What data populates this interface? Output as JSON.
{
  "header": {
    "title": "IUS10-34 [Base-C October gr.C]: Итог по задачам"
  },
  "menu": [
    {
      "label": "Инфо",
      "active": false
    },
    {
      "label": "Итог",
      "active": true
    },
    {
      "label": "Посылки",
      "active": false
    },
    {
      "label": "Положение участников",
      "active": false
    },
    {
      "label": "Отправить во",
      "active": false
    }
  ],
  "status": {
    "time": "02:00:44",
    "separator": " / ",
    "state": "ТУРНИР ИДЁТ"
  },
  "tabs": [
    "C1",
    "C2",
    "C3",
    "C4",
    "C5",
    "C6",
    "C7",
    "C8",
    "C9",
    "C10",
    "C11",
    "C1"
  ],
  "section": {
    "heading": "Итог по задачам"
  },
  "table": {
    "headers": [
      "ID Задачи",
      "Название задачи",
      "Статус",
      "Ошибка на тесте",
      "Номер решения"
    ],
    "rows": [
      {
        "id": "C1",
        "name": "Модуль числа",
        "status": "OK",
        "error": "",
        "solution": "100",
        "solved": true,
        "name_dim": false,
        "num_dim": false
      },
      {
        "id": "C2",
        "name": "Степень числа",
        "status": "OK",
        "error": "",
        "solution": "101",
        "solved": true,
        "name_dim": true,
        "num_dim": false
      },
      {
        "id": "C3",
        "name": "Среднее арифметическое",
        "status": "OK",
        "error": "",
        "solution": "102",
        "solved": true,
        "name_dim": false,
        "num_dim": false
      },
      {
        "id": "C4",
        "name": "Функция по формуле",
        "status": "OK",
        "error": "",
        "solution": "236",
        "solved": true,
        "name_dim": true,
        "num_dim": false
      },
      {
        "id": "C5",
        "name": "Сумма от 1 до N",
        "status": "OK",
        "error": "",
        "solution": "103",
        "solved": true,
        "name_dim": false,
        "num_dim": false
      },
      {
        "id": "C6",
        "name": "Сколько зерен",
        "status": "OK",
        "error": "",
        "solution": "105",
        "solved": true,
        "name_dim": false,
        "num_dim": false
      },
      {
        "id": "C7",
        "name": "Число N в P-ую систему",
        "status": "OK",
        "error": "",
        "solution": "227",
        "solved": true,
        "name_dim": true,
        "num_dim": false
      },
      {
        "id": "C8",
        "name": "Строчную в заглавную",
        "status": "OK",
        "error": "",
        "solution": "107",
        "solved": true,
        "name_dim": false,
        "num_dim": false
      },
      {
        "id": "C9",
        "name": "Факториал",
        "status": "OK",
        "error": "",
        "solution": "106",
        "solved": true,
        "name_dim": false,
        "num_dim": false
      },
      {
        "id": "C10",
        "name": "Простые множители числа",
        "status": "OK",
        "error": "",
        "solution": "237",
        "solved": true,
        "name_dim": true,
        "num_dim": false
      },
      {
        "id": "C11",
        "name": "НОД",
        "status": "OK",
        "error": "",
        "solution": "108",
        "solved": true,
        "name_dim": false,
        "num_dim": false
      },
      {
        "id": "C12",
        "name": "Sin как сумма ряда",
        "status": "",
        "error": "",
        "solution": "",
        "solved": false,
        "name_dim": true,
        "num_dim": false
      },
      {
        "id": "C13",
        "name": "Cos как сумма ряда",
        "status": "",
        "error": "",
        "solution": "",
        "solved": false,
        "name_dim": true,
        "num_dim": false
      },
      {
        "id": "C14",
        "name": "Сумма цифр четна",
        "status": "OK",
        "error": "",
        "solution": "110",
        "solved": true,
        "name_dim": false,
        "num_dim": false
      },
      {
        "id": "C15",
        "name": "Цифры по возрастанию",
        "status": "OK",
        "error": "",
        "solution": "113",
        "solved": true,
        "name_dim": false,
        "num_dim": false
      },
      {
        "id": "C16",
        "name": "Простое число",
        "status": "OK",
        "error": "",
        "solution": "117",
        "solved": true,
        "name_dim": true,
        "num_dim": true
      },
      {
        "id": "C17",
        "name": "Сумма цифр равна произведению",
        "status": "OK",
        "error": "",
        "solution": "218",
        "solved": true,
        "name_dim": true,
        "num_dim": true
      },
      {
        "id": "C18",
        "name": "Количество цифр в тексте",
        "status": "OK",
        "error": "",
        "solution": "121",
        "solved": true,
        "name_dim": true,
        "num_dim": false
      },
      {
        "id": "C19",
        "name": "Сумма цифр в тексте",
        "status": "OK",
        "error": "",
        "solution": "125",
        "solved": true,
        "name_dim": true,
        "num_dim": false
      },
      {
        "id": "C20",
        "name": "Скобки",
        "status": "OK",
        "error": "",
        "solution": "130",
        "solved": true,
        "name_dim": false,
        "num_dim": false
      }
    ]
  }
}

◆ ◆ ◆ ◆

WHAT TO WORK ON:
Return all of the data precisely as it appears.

TASK SOLUTION:
What data populates this interface? Output as JSON.
{
  "header": {
    "title": "IUS10-34 [Base-C October gr.C]: Итог по задачам"
  },
  "menu": [
    {
      "label": "Инфо",
      "active": false
    },
    {
      "label": "Итог",
      "active": true
    },
    {
      "label": "Посылки",
      "active": false
    },
    {
      "label": "Положение участников",
      "active": false
    },
    {
      "label": "Отправить во",
      "active": false
    }
  ],
  "status": {
    "time": "02:00:44",
    "separator": " / ",
    "state": "ТУРНИР ИДЁТ"
  },
  "tabs": [
    "C1",
    "C2",
    "C3",
    "C4",
    "C5",
    "C6",
    "C7",
    "C8",
    "C9",
    "C10",
    "C11",
    "C1"
  ],
  "section": {
    "heading": "Итог по задачам"
  },
  "table": {
    "headers": [
      "ID Задачи",
      "Название задачи",
      "Статус",
      "Ошибка на тесте",
      "Номер решения"
    ],
    "rows": [
      {
        "id": "C1",
        "name": "Модуль числа",
        "status": "OK",
        "error": "",
        "solution": "100",
        "solved": true,
        "name_dim": false,
        "num_dim": false
      },
      {
        "id": "C2",
        "name": "Степень числа",
        "status": "OK",
        "error": "",
        "solution": "101",
        "solved": true,
        "name_dim": true,
        "num_dim": false
      },
      {
        "id": "C3",
        "name": "Среднее арифметическое",
        "status": "OK",
        "error": "",
        "solution": "102",
        "solved": true,
        "name_dim": false,
        "num_dim": false
      },
      {
        "id": "C4",
        "name": "Функция по формуле",
        "status": "OK",
        "error": "",
        "solution": "236",
        "solved": true,
        "name_dim": true,
        "num_dim": false
      },
      {
        "id": "C5",
        "name": "Сумма от 1 до N",
        "status": "OK",
        "error": "",
        "solution": "103",
        "solved": true,
        "name_dim": false,
        "num_dim": false
      },
      {
        "id": "C6",
        "name": "Сколько зерен",
        "status": "OK",
        "error": "",
        "solution": "105",
        "solved": true,
        "name_dim": false,
        "num_dim": false
      },
      {
        "id": "C7",
        "name": "Число N в P-ую систему",
        "status": "OK",
        "error": "",
        "solution": "227",
        "solved": true,
        "name_dim": true,
        "num_dim": false
      },
      {
        "id": "C8",
        "name": "Строчную в заглавную",
        "status": "OK",
        "error": "",
        "solution": "107",
        "solved": true,
        "name_dim": false,
        "num_dim": false
      },
      {
        "id": "C9",
        "name": "Факториал",
        "status": "OK",
        "error": "",
        "solution": "106",
        "solved": true,
        "name_dim": false,
        "num_dim": false
      },
      {
        "id": "C10",
        "name": "Простые множители числа",
        "status": "OK",
        "error": "",
        "solution": "237",
        "solved": true,
        "name_dim": true,
        "num_dim": false
      },
      {
        "id": "C11",
        "name": "НОД",
        "status": "OK",
        "error": "",
        "solution": "108",
        "solved": true,
        "name_dim": false,
        "num_dim": false
      },
      {
        "id": "C12",
        "name": "Sin как сумма ряда",
        "status": "",
        "error": "",
        "solution": "",
        "solved": false,
        "name_dim": true,
        "num_dim": false
      },
      {
        "id": "C13",
        "name": "Cos как сумма ряда",
        "status": "",
        "error": "",
        "solution": "",
        "solved": false,
        "name_dim": true,
        "num_dim": false
      },
      {
        "id": "C14",
        "name": "Сумма цифр четна",
        "status": "OK",
        "error": "",
        "solution": "110",
        "solved": true,
        "name_dim": false,
        "num_dim": false
      },
      {
        "id": "C15",
        "name": "Цифры по возрастанию",
        "status": "OK",
        "error": "",
        "solution": "113",
        "solved": true,
        "name_dim": false,
        "num_dim": false
      },
      {
        "id": "C16",
        "name": "Простое число",
        "status": "OK",
        "error": "",
        "solution": "117",
        "solved": true,
        "name_dim": true,
        "num_dim": true
      },
      {
        "id": "C17",
        "name": "Сумма цифр равна произведению",
        "status": "OK",
        "error": "",
        "solution": "218",
        "solved": true,
        "name_dim": true,
        "num_dim": true
      },
      {
        "id": "C18",
        "name": "Количество цифр в тексте",
        "status": "OK",
        "error": "",
        "solution": "121",
        "solved": true,
        "name_dim": true,
        "num_dim": false
      },
      {
        "id": "C19",
        "name": "Сумма цифр в тексте",
        "status": "OK",
        "error": "",
        "solution": "125",
        "solved": true,
        "name_dim": true,
        "num_dim": false
      },
      {
        "id": "C20",
        "name": "Скобки",
        "status": "OK",
        "error": "",
        "solution": "130",
        "solved": true,
        "name_dim": false,
        "num_dim": false
      }
    ]
  }
}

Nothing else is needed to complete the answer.